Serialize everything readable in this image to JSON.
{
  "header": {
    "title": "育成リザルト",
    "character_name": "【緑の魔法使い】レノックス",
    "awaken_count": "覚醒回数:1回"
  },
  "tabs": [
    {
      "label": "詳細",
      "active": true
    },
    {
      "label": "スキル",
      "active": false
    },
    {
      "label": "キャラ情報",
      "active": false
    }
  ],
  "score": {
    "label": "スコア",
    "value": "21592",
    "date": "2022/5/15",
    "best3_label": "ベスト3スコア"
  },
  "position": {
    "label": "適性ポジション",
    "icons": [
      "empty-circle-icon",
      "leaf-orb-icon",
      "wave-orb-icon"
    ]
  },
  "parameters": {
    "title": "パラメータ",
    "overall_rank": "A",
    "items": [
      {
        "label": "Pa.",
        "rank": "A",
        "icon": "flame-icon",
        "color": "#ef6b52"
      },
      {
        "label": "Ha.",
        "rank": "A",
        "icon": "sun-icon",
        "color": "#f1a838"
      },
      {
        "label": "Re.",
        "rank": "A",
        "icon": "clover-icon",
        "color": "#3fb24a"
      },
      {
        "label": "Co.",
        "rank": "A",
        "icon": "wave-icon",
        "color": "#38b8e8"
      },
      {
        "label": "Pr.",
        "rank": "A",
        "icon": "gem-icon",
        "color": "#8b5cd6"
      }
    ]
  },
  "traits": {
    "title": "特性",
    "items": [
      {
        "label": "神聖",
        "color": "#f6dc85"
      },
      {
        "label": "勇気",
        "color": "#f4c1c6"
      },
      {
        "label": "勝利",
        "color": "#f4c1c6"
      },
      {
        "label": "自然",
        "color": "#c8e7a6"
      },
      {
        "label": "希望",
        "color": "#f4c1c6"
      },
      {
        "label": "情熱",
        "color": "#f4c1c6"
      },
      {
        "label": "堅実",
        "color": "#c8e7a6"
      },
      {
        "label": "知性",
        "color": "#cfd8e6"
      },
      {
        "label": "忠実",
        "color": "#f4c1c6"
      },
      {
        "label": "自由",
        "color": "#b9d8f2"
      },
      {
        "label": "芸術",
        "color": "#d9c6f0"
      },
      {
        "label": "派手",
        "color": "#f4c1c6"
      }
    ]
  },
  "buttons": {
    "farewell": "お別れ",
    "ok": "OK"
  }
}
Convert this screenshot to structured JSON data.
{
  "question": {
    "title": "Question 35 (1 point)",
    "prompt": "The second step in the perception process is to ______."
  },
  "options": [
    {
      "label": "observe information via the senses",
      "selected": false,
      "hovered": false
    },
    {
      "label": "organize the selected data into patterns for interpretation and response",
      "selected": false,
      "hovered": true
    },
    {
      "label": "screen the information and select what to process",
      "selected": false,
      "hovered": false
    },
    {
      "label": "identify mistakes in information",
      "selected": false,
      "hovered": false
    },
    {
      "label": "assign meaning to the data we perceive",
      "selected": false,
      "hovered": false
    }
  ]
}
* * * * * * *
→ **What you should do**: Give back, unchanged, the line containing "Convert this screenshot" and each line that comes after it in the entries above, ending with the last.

→ **Solution to this problem**:
Convert this screenshot to structured JSON data.
{
  "question": {
    "title": "Question 35 (1 point)",
    "prompt": "The second step in the perception process is to ______."
  },
  "options": [
    {
      "label": "observe information via the senses",
      "selected": false,
      "hovered": false
    },
    {
      "label": "organize the selected data into patterns for interpretation and response",
      "selected": false,
      "hovered": true
    },
    {
      "label": "screen the information and select what to process",
      "selected": false,
      "hovered": false
    },
    {
      "label": "identify mistakes in information",
      "selected": false,
      "hovered": false
    },
    {
      "label": "assign meaning to the data we perceive",
      "selected": false,
      "hovered": false
    }
  ]
}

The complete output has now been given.